▶ Excerpted records:
┄┄┄┄┄┄┄┄┄┄

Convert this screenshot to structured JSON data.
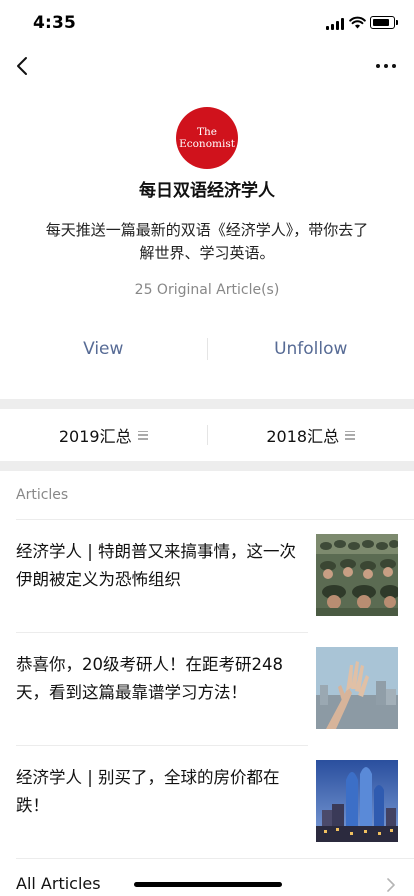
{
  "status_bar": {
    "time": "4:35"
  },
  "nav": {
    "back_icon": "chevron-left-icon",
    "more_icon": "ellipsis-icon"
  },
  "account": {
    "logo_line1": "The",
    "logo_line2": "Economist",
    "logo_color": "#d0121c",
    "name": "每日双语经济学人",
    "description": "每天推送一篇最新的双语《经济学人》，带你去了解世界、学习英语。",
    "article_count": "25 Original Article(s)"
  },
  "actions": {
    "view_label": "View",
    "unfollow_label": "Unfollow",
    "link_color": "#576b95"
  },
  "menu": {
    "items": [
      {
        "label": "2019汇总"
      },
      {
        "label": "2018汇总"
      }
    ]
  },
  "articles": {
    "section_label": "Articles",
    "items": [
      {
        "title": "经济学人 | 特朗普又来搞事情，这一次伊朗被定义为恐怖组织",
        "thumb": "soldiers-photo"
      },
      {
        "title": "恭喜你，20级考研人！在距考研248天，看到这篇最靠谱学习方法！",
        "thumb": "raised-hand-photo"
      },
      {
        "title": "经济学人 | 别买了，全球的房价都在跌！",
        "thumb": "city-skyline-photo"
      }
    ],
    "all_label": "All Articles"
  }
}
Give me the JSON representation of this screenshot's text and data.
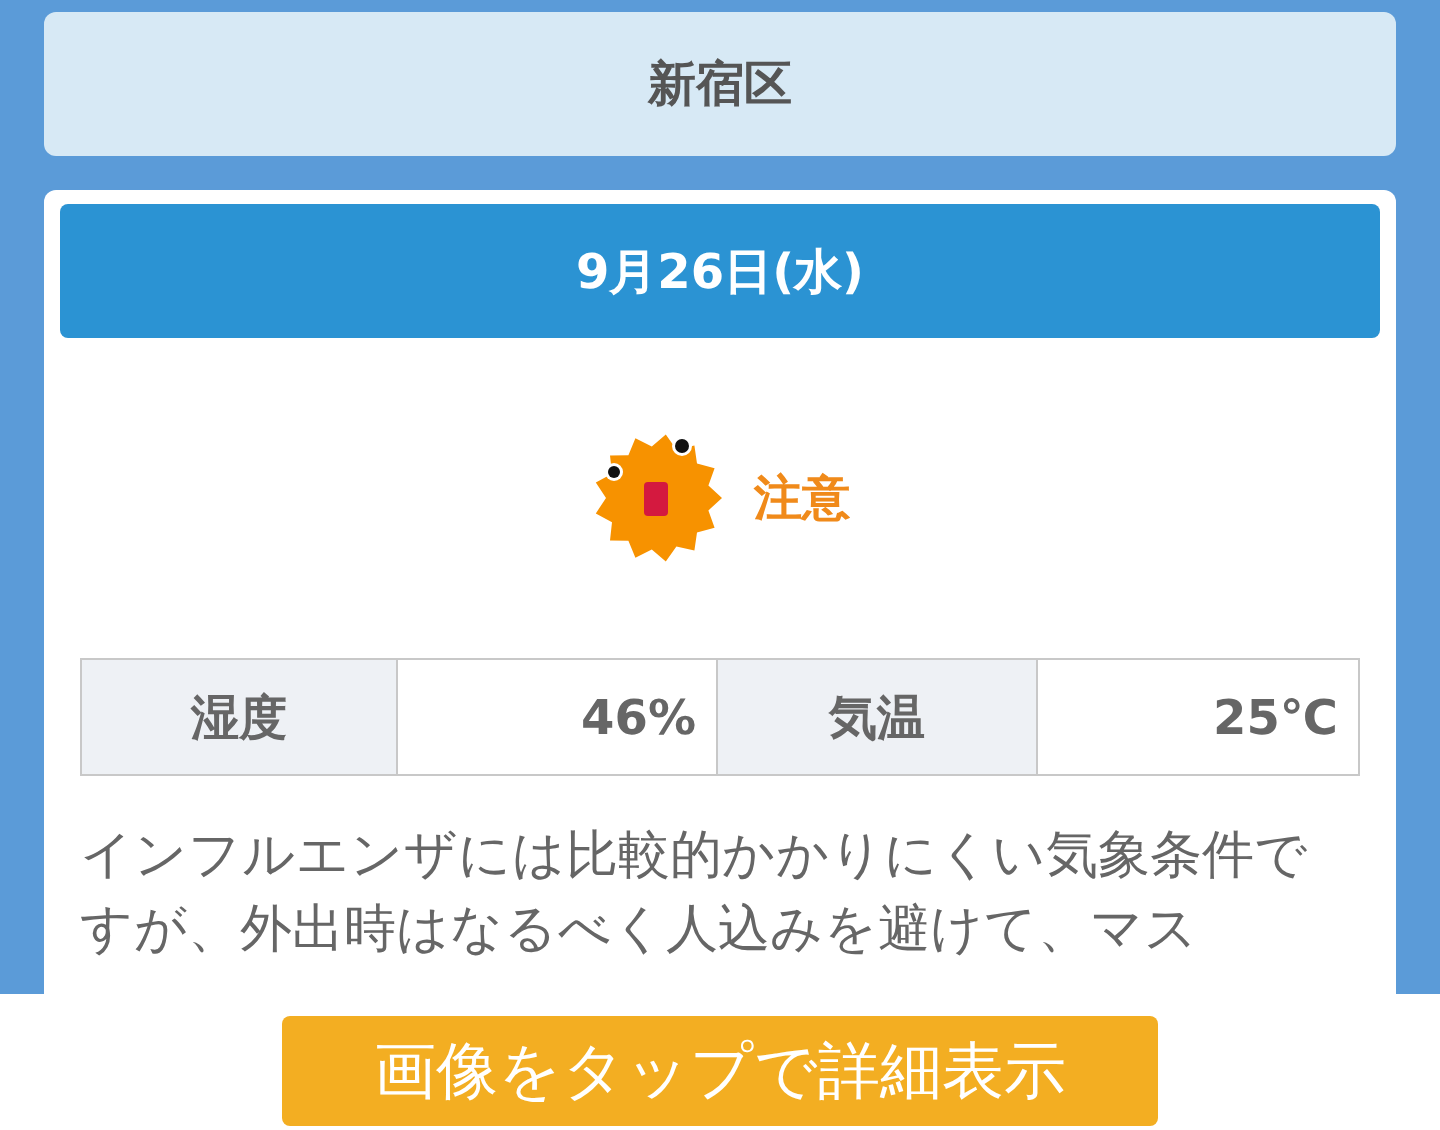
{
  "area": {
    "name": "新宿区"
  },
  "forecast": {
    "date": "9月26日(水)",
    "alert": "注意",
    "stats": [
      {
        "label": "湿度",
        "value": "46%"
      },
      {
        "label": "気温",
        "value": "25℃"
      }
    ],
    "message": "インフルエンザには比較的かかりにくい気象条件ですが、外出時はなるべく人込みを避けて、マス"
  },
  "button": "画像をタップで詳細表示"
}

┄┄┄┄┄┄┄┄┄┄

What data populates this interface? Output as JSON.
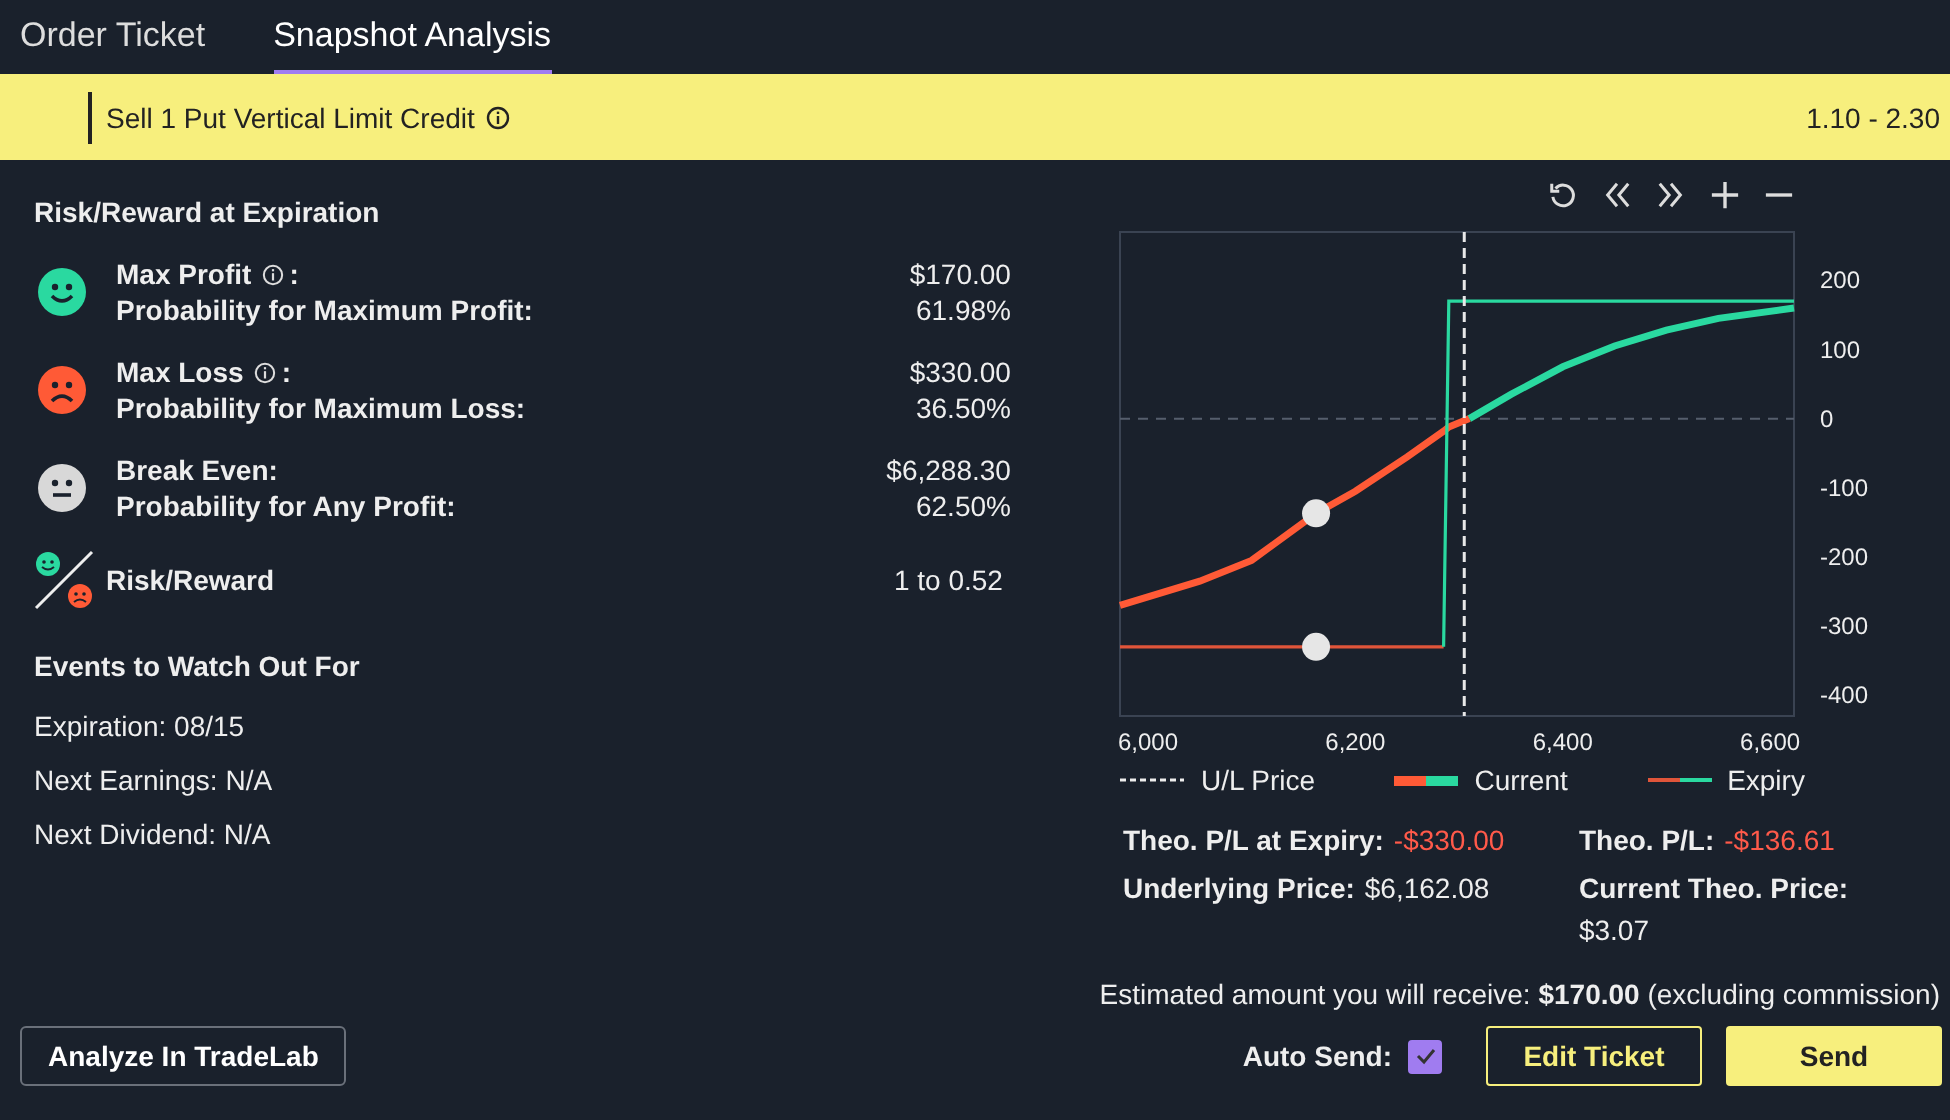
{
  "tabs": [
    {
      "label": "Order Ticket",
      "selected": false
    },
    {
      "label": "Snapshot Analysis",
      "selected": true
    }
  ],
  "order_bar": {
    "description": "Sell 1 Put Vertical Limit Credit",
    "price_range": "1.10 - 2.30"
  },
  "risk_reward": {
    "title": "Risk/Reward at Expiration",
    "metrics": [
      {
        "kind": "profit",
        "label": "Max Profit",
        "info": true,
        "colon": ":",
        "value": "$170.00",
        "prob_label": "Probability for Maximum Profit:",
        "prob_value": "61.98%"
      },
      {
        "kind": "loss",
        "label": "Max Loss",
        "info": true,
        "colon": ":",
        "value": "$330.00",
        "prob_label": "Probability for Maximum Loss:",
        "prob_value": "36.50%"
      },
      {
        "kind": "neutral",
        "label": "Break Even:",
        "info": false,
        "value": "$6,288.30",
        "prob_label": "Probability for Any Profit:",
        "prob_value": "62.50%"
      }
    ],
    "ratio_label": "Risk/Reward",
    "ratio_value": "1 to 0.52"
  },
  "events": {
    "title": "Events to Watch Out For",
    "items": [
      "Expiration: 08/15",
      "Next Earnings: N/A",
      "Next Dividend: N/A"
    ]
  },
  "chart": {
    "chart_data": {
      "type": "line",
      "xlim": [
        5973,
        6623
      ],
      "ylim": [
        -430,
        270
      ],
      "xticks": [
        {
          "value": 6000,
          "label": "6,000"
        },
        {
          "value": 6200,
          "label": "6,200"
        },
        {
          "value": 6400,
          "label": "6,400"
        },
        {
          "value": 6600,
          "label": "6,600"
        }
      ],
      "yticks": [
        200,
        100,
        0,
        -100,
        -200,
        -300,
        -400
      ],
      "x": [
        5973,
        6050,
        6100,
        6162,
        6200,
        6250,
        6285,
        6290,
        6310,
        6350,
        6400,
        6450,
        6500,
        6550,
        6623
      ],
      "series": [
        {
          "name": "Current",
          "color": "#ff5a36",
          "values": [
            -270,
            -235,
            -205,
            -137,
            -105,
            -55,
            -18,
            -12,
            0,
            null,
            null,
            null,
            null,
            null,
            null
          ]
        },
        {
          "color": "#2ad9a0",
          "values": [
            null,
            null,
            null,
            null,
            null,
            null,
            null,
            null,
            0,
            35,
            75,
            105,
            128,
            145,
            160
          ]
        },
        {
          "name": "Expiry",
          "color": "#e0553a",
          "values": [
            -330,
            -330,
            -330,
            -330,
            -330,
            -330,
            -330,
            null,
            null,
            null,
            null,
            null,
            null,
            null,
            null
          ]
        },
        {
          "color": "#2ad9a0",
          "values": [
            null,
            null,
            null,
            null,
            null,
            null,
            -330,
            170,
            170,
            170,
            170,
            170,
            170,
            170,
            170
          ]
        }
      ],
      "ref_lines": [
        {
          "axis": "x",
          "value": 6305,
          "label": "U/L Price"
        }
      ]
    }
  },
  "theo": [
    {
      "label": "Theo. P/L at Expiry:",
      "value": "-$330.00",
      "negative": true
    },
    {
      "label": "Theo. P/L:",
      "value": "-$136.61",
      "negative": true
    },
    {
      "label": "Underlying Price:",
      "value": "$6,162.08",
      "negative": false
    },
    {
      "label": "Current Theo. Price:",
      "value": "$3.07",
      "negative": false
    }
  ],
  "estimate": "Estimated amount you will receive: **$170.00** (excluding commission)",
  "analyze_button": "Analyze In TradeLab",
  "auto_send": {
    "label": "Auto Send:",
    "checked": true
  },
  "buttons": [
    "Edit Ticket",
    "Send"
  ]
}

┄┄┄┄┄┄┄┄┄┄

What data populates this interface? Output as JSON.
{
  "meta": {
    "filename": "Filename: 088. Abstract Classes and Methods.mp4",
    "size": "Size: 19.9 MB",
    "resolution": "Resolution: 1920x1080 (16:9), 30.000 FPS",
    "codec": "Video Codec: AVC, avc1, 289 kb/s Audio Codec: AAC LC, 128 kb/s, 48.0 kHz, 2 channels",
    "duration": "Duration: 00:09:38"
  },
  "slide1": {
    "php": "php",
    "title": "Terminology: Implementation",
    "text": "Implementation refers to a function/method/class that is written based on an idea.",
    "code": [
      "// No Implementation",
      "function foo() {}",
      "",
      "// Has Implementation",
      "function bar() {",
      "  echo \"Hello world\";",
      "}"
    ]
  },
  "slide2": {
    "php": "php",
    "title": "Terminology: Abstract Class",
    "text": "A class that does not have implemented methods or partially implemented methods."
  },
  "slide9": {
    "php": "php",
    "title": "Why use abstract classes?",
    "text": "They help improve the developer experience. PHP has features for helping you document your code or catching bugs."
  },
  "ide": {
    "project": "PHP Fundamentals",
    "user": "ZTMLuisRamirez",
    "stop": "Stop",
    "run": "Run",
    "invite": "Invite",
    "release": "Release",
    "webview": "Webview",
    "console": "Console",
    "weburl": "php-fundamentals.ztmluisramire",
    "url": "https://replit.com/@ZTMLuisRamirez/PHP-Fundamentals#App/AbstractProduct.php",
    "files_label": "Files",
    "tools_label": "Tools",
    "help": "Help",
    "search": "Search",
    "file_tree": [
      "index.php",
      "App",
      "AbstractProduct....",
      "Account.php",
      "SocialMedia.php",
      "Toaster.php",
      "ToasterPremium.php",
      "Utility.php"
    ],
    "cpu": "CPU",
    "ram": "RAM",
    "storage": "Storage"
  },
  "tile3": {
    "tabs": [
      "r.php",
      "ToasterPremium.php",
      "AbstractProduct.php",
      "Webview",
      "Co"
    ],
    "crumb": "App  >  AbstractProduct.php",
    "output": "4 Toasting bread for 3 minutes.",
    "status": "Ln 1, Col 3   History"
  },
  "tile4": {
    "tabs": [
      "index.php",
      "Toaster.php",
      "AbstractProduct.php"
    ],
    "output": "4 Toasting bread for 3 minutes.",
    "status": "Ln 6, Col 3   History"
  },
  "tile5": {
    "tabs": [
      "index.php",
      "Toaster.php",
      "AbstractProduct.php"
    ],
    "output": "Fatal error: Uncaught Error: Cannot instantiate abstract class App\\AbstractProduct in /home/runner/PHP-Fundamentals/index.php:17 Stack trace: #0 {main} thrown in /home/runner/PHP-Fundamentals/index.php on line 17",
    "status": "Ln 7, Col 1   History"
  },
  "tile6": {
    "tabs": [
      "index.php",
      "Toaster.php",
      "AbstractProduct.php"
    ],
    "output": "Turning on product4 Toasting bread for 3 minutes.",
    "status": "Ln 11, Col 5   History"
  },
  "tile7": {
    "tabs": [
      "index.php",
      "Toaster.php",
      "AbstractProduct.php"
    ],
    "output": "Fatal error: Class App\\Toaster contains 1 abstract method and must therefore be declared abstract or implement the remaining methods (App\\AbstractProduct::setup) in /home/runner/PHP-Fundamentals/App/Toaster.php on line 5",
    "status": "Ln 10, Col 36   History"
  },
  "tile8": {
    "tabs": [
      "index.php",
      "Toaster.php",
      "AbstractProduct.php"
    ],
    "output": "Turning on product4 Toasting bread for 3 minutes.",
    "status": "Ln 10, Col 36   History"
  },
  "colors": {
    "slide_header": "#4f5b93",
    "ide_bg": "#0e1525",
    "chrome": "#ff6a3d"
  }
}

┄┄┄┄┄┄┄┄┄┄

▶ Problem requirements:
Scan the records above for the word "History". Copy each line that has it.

▶ Written reply:
    "status": "Ln 1, Col 3   History"
    "status": "Ln 6, Col 3   History"
    "status": "Ln 7, Col 1   History"
    "status": "Ln 11, Col 5   History"
    "status": "Ln 10, Col 36   History"
    "status": "Ln 10, Col 36   History"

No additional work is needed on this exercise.